• [Work required] Say how many lines in the records include the string "icon", adding no other words.

----- Source material -----

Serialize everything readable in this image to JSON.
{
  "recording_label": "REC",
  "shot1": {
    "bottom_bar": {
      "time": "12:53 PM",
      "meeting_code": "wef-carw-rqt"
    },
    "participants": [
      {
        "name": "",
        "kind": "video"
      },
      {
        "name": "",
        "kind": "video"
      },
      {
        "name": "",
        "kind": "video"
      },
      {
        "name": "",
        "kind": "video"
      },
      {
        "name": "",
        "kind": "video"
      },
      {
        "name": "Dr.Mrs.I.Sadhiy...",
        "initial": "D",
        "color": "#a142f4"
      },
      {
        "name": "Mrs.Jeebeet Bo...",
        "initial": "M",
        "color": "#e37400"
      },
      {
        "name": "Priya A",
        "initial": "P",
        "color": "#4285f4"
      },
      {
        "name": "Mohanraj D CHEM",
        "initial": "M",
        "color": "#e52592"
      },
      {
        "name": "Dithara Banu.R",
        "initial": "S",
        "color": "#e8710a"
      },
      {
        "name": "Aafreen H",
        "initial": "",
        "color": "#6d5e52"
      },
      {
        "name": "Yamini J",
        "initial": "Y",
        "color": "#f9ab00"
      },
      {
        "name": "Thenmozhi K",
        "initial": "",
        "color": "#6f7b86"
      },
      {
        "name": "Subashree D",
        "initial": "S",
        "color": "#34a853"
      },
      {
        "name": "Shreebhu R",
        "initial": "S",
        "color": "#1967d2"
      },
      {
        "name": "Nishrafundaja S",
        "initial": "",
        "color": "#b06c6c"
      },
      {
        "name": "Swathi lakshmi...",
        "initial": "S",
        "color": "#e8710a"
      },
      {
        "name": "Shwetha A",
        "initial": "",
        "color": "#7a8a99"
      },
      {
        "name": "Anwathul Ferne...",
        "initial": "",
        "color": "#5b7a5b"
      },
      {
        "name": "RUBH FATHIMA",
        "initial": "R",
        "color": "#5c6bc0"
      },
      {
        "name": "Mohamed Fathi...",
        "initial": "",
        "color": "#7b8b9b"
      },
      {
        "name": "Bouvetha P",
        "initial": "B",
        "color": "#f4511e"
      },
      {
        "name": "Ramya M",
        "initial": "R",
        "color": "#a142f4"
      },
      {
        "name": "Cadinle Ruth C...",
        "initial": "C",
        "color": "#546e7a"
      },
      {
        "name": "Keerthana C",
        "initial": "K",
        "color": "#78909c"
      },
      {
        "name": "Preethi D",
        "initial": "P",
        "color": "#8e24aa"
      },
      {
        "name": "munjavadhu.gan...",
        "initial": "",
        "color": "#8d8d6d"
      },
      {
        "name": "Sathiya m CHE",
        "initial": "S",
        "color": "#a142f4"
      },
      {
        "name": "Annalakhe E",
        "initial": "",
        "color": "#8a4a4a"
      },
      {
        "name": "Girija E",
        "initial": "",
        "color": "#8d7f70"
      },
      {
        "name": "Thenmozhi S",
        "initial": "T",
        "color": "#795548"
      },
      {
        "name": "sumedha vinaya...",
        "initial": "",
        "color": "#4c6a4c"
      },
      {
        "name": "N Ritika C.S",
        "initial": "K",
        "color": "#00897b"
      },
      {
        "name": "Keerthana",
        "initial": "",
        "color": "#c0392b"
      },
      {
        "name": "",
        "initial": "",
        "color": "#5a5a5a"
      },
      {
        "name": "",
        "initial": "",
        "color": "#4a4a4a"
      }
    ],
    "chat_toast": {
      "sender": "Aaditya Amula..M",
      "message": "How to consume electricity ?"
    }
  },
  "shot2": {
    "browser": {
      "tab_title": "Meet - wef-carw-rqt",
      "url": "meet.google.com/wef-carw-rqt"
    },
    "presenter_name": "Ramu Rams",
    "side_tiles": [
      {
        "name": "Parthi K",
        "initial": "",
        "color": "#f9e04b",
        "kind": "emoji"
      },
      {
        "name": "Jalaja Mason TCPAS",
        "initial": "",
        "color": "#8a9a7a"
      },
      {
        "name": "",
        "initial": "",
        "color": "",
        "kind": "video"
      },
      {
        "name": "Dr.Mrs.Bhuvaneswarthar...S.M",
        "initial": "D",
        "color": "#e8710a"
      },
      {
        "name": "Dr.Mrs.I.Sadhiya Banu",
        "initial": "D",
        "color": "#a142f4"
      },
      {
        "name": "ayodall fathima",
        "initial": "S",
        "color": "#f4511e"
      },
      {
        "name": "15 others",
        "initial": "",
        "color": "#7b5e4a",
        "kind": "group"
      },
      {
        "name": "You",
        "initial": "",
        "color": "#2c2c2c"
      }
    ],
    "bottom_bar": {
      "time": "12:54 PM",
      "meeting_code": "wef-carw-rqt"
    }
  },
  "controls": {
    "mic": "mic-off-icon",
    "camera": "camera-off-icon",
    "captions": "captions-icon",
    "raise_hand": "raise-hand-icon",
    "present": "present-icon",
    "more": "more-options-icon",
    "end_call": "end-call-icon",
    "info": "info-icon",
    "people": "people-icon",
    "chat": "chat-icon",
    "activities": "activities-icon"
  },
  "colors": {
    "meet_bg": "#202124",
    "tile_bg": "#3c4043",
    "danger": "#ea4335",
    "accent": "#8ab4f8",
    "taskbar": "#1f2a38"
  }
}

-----

• [Written answer] 11